── Provided information ──

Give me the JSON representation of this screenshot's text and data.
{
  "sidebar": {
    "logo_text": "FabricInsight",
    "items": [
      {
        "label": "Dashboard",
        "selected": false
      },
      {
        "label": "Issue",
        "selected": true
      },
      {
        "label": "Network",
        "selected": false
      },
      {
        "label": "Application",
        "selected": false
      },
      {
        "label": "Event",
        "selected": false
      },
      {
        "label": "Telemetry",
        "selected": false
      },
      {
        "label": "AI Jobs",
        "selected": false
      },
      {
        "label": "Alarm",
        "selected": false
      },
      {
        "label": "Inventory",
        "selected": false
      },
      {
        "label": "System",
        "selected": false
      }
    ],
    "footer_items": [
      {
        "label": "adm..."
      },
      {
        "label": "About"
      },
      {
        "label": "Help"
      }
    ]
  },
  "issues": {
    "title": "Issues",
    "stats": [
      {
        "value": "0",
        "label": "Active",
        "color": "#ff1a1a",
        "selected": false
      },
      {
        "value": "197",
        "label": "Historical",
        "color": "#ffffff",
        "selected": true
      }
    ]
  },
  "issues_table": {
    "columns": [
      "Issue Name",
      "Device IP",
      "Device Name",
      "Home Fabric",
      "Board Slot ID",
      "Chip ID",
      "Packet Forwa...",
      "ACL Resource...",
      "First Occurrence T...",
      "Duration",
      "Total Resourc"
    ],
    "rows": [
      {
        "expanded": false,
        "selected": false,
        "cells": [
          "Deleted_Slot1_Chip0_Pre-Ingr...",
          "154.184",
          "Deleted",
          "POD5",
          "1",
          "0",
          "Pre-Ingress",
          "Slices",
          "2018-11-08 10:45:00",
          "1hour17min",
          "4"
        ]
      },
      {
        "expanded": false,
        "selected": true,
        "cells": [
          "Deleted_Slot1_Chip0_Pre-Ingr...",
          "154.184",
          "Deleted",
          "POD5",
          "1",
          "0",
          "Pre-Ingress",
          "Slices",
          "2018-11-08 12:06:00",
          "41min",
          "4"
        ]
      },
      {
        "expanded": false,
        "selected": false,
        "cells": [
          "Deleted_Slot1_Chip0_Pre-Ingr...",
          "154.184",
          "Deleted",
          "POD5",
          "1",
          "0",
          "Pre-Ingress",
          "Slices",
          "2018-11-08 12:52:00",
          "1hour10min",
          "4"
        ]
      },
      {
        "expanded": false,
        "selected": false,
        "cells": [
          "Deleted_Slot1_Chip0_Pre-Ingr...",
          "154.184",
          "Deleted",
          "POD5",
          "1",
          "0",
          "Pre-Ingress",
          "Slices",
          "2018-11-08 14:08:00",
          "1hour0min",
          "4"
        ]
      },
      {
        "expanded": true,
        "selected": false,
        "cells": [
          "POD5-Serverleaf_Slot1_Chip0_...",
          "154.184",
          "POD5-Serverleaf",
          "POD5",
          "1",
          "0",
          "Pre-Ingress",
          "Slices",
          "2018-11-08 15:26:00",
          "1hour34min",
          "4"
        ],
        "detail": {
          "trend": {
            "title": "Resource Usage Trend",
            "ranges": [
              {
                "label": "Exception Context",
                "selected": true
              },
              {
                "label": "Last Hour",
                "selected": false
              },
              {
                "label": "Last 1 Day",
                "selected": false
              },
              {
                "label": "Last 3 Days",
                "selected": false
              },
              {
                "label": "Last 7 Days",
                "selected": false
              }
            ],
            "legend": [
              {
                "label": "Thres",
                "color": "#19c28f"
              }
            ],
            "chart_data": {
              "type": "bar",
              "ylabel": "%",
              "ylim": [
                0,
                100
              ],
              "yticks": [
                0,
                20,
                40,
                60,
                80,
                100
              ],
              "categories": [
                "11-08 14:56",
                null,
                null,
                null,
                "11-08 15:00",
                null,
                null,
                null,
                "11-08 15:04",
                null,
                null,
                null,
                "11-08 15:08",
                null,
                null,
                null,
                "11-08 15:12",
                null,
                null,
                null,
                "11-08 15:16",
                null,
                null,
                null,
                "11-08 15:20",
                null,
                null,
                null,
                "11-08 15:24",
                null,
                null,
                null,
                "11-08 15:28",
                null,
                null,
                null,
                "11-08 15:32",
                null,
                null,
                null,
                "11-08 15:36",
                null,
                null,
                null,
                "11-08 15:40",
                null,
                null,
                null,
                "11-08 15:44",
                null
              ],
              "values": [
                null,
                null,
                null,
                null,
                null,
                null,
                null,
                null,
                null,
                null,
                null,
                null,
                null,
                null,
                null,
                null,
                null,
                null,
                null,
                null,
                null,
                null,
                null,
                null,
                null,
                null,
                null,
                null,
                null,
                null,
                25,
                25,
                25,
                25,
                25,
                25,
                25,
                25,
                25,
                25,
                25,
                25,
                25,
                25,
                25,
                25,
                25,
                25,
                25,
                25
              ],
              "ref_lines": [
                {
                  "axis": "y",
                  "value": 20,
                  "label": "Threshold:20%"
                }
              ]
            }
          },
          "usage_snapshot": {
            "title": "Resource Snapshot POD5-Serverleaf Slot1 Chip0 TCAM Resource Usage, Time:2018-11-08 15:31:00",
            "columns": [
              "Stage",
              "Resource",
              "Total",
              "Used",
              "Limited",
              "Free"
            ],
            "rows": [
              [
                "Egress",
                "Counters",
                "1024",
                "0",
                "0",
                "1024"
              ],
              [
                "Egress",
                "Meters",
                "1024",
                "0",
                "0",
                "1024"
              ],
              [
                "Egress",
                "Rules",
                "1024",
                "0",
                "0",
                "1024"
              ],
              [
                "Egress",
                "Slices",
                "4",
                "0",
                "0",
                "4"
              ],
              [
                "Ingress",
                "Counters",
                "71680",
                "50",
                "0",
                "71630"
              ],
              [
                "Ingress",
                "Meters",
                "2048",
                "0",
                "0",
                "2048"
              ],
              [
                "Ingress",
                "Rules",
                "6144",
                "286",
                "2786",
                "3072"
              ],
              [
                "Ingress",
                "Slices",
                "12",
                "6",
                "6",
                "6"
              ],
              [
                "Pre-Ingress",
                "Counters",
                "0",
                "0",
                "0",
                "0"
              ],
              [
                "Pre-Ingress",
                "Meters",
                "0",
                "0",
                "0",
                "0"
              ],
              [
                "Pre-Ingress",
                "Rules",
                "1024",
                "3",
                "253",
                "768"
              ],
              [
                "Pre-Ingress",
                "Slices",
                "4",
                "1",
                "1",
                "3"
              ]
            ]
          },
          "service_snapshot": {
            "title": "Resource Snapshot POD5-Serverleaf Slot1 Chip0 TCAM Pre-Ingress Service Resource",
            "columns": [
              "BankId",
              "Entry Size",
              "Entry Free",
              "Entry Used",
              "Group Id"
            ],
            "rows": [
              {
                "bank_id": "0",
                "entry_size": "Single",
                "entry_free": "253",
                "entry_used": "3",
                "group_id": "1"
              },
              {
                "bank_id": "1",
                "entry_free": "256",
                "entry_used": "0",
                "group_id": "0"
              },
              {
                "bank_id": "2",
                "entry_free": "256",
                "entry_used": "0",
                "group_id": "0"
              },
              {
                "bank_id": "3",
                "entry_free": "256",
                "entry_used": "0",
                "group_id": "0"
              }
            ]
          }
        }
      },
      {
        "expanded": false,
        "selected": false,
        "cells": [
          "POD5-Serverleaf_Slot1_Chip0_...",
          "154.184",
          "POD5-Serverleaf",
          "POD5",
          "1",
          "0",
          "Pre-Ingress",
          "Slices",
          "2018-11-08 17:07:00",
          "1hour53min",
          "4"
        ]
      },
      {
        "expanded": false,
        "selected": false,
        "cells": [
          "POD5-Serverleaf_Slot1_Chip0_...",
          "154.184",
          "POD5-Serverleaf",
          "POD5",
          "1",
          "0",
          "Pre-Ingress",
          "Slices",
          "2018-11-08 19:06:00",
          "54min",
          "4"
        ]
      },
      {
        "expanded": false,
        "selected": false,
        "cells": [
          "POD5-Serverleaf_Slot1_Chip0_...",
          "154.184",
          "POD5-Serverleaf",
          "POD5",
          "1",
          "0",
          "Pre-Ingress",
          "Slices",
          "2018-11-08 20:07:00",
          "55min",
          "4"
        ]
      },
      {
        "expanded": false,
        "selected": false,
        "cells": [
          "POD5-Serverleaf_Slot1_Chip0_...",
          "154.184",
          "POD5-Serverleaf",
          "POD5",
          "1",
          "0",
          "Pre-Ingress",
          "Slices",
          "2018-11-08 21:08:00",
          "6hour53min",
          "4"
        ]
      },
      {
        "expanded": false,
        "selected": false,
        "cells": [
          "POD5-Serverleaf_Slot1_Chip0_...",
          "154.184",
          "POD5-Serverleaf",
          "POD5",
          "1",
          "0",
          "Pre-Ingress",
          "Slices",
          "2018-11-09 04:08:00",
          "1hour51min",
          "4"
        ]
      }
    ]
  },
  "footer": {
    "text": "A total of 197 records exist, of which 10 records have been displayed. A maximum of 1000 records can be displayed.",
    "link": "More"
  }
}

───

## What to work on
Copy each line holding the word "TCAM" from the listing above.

## Solution
            "title": "Resource Snapshot POD5-Serverleaf Slot1 Chip0 TCAM Resource Usage, Time:2018-11-08 15:31:00",
            "title": "Resource Snapshot POD5-Serverleaf Slot1 Chip0 TCAM Pre-Ingress Service Resource",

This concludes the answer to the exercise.